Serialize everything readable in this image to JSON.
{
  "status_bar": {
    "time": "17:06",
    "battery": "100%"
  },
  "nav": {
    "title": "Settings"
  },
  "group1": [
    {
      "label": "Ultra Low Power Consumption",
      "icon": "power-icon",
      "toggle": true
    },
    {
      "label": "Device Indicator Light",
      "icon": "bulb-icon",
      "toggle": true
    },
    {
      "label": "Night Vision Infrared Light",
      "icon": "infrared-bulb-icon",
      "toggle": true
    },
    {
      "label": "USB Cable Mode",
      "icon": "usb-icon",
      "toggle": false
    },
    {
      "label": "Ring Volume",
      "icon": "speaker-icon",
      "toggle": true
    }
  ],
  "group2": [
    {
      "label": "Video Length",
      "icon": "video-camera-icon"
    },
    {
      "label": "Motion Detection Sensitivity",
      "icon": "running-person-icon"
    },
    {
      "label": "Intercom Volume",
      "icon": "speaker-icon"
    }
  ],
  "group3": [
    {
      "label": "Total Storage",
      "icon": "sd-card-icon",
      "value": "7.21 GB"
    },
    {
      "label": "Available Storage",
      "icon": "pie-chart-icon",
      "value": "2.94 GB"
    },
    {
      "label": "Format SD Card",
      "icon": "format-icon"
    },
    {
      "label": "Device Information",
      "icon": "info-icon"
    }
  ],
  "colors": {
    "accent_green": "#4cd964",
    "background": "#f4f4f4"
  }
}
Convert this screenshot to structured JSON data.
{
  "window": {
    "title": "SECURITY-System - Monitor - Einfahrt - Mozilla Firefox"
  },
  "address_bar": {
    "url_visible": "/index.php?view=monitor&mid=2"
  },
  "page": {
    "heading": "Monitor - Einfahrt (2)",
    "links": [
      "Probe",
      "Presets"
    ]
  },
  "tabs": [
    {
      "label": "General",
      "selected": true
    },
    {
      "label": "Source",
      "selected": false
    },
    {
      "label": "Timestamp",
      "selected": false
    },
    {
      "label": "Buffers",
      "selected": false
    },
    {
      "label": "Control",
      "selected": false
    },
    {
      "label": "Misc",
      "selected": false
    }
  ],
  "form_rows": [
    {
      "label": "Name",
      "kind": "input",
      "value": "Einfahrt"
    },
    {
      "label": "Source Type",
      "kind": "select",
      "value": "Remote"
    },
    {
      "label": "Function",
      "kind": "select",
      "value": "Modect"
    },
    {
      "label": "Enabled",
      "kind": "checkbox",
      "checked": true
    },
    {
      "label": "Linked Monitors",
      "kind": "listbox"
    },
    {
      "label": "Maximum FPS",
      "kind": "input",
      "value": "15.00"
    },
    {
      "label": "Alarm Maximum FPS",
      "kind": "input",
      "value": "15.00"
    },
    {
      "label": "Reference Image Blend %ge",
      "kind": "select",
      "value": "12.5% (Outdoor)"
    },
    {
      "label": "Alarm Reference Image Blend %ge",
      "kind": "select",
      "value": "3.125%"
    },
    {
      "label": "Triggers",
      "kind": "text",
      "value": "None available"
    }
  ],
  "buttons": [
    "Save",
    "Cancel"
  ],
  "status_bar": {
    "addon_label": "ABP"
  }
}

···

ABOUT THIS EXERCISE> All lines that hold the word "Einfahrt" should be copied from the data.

YOUR SOLUTION>
    "title": "SECURITY-System - Monitor - Einfahrt - Mozilla Firefox"
    "heading": "Monitor - Einfahrt (2)",
      "value": "Einfahrt"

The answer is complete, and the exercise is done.